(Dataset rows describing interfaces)
____________________

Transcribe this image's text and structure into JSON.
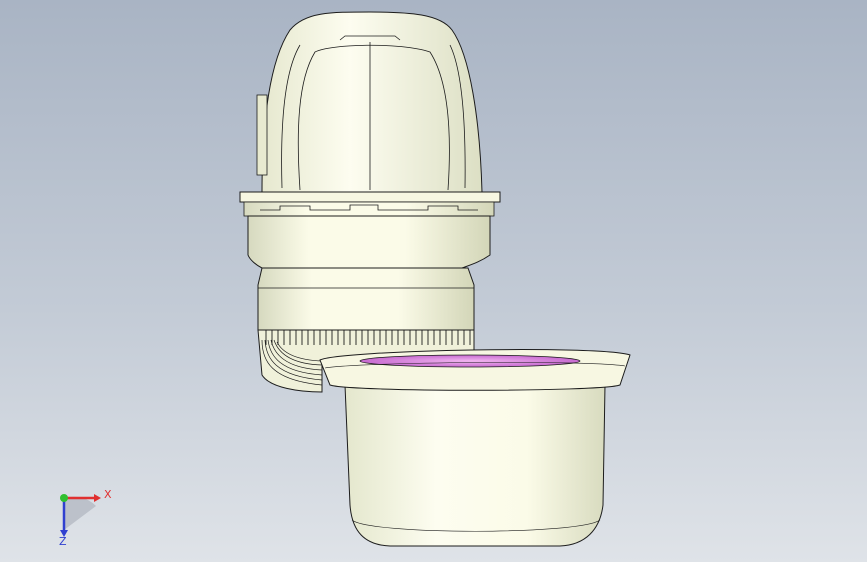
{
  "viewport": {
    "background_top": "#a9b4c4",
    "background_bottom": "#dfe3e8",
    "model": {
      "parts": [
        "dome-cap",
        "collar-ring",
        "body-cylinder",
        "vent-ring",
        "side-cup"
      ],
      "body_color": "#fbfbe8",
      "shade_color": "#d9dcc0",
      "edge_color": "#1c1c1c",
      "inner_rim_color": "#d27fd6"
    }
  },
  "triad": {
    "x_label": "X",
    "z_label": "Z",
    "x_color": "#e03030",
    "y_color": "#30c030",
    "z_color": "#3040d0"
  }
}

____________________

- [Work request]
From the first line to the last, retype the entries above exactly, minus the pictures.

- [Answer below]
Transcribe this image's text and structure into JSON.
{
  "viewport": {
    "background_top": "#a9b4c4",
    "background_bottom": "#dfe3e8",
    "model": {
      "parts": [
        "dome-cap",
        "collar-ring",
        "body-cylinder",
        "vent-ring",
        "side-cup"
      ],
      "body_color": "#fbfbe8",
      "shade_color": "#d9dcc0",
      "edge_color": "#1c1c1c",
      "inner_rim_color": "#d27fd6"
    }
  },
  "triad": {
    "x_label": "X",
    "z_label": "Z",
    "x_color": "#e03030",
    "y_color": "#30c030",
    "z_color": "#3040d0"
  }
}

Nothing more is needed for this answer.